Entitlement and its Discontents
This week, New York Magazine’s cover features an oral history of Ms. Magazine, which is celebrating its 40th anniversary. Written by the journalist Abigail Pogrebin, who also happens to be a daughter of Ms. co-founder Letty Cottin Pogrebin, the oral history captures the recollections of all those involved in the founding of the magazine. Most striking to me was the reminder of how blatant, unapologetic, and institutionalized sexism was in the early 1970s, when “help wanted” ads were segregated by gender, married women couldn’t get credit cards in their own names, and even women’s magazines were entirely run by men. Tellingly, the feminist founders of Ms. couldn’t imagine producing the magazine without the support and permission of men. And in the early days of the magazine, they pronounced the title “M-S” because people didn’t recognized the word “Ms.”
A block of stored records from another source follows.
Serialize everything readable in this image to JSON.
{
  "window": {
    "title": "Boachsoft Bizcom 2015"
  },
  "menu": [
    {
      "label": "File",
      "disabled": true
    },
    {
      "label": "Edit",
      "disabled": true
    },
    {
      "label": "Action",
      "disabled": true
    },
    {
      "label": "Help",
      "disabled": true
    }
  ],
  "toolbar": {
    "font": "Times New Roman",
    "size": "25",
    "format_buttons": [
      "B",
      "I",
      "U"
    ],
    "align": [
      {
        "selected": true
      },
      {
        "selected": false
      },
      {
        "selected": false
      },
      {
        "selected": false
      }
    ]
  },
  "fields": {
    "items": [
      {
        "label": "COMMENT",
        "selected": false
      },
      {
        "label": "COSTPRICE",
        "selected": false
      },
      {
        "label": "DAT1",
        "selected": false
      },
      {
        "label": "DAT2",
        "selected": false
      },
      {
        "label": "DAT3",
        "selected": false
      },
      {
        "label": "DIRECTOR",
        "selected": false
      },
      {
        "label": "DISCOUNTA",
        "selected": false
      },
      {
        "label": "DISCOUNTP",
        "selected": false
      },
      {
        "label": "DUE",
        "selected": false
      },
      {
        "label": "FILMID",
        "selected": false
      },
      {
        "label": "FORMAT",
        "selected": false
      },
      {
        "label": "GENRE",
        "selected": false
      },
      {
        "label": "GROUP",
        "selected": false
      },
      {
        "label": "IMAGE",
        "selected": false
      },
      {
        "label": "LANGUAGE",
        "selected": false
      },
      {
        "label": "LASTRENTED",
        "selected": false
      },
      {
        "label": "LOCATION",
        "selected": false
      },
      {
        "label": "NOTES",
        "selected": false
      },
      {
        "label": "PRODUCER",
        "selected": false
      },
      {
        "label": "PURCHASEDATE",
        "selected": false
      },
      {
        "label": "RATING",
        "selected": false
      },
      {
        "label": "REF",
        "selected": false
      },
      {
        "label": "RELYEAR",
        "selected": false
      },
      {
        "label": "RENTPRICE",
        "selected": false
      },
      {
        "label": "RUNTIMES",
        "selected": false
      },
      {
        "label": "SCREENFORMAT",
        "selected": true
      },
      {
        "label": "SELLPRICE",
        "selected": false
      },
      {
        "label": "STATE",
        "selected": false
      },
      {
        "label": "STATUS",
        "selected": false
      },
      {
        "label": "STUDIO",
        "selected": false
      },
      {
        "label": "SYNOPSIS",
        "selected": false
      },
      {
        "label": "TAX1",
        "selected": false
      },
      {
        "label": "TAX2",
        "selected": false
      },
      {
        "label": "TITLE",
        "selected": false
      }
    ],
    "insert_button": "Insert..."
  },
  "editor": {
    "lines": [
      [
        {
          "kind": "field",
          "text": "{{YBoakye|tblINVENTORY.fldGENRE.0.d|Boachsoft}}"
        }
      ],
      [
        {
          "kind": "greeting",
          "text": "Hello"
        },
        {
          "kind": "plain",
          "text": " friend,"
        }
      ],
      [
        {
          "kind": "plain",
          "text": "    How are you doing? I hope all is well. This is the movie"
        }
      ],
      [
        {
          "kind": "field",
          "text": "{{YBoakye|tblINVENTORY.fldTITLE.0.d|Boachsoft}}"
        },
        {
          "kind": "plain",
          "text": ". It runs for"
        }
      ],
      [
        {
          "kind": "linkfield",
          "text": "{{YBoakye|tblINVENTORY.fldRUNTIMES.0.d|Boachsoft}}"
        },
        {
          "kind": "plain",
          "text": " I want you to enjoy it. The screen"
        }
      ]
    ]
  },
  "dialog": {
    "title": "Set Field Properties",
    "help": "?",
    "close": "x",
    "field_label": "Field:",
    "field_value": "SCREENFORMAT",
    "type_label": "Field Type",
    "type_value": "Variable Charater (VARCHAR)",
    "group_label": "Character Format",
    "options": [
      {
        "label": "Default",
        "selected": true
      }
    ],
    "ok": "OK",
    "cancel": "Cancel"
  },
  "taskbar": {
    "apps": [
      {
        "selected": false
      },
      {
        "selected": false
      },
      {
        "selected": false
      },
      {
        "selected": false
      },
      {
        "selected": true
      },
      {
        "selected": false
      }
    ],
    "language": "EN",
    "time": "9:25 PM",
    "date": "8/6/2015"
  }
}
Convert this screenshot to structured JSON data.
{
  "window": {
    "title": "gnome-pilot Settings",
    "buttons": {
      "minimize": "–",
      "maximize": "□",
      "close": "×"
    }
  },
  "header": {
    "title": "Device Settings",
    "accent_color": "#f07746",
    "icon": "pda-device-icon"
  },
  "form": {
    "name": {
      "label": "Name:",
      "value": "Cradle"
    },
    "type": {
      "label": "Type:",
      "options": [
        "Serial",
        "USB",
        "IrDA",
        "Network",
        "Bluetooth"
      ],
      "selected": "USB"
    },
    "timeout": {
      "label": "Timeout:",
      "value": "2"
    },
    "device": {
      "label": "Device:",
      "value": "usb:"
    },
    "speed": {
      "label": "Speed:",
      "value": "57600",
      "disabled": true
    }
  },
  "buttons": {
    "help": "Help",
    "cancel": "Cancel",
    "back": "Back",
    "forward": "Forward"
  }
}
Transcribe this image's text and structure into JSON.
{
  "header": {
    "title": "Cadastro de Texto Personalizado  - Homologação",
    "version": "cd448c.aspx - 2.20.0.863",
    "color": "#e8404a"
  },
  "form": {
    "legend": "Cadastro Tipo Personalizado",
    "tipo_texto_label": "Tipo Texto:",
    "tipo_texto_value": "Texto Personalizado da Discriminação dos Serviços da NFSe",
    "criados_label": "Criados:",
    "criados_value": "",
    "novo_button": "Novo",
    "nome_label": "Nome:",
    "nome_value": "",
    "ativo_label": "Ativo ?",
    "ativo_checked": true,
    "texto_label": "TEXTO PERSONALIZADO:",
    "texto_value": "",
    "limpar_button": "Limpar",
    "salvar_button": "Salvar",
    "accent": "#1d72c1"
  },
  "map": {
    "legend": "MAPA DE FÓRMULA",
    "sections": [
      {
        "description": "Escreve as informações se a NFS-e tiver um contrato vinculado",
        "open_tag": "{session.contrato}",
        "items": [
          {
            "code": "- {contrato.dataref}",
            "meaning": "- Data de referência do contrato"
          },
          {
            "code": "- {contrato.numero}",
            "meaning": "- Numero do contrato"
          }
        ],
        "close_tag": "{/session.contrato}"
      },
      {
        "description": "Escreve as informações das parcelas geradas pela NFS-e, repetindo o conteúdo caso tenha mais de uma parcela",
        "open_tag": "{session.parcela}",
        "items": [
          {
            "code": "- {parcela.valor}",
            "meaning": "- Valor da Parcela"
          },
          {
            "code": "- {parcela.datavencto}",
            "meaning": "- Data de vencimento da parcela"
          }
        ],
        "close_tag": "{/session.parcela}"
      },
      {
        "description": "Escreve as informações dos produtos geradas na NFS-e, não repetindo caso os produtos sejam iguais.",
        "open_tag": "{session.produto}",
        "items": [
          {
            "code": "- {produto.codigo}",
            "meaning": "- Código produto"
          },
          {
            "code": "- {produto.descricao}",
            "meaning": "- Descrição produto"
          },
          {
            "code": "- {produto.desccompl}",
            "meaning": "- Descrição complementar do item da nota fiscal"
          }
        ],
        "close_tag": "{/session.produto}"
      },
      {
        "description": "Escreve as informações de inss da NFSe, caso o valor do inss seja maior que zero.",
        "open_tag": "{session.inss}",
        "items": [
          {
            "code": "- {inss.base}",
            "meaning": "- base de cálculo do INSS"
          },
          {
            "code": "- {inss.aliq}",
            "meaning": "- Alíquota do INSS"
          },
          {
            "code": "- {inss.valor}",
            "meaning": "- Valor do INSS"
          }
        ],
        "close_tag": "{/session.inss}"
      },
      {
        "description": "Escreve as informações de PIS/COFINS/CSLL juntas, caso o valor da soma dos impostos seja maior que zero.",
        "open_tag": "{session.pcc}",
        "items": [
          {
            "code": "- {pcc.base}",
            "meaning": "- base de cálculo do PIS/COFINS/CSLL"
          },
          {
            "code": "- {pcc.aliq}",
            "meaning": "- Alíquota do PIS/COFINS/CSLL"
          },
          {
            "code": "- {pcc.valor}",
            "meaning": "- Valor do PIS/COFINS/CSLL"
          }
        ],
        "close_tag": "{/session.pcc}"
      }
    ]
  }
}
As a historian of the women’s movement, I love pieces like this one that bring feminist history to a wide public audience and that necessarily raise the question of how change happens and what its legacy is today. So I was particularly interested in Abigail Pogrebin’s own reflections on the legacy of Ms. in an interview with the Sisterhood blog of the Forward. She said, "The enduring legacy is that we’ve forgotten the hurdles. It’s not only that we now believe that anything is possible, it’s that we think we are entitled to it. That is an enormous achievement."
Pogrebin’s words struck me in two ways: as a succinct summary of popular attitudes towards feminism, and as a potential contradiction in terms. Can forgetting be a legacy? And is entitlement – with all its negative associations – really the goal?
But as I thought more about it, I realized that entitlement can be an achievement. We get farther by believing we are entitled to something than by asking tentatively for it or by believing someone is doing us a favor by giving us what we’ve requested. Thinking in concrete, personal terms, I realized that I’m certainly raising my daughter to grow up feeling entitled to full equality.
As a historian, however, I can’t shake the disturbing feeling that entitlement and its accompanying amnesia are a mixed legacy. Sure, forgetting the hurdles that used to exist for women suggests that social change (for some) has been so complete as to render the previous state of affairs impossible even to remember. But it also erases the process that made the change and makes invisible the power of the women’s movement. Where does that leave us, as we try to move forward with the changes yet to be realized?
The danger, too, is that the entitlement felt by some people will mask the fact that this entitlement is far from universal. It should hardly be necessary to point out that there are many people in the world (even in the US) who do not feel entitled to equality and who in fact encounter many hurdles every day. Entitlement is useful if it provokes outrage on behalf of those who do not yet experience it, but I fear that more often entitlement takes the wind out of activism’s sails.
One might argue that the case of Ms. is, in fact, an example of women who were entitled in some ways (e.g. education, class, and for many, race) working to achieve greater entitlement for all women. One of the points that Pogrebin’s oral history makes clear is that Ms. was designed to introduce ordinary women to feminism rather than to cater to the radical feminist leaders (many of whom disdained the magazine as compromised and not sufficiently ideological). In that context, then, maybe it’s ok to embrace entitlement as a legacy, so long as we make an effort to resist its companion amnesia, to reject complacency, and to work harder for those who do not yet feel entitled to equality.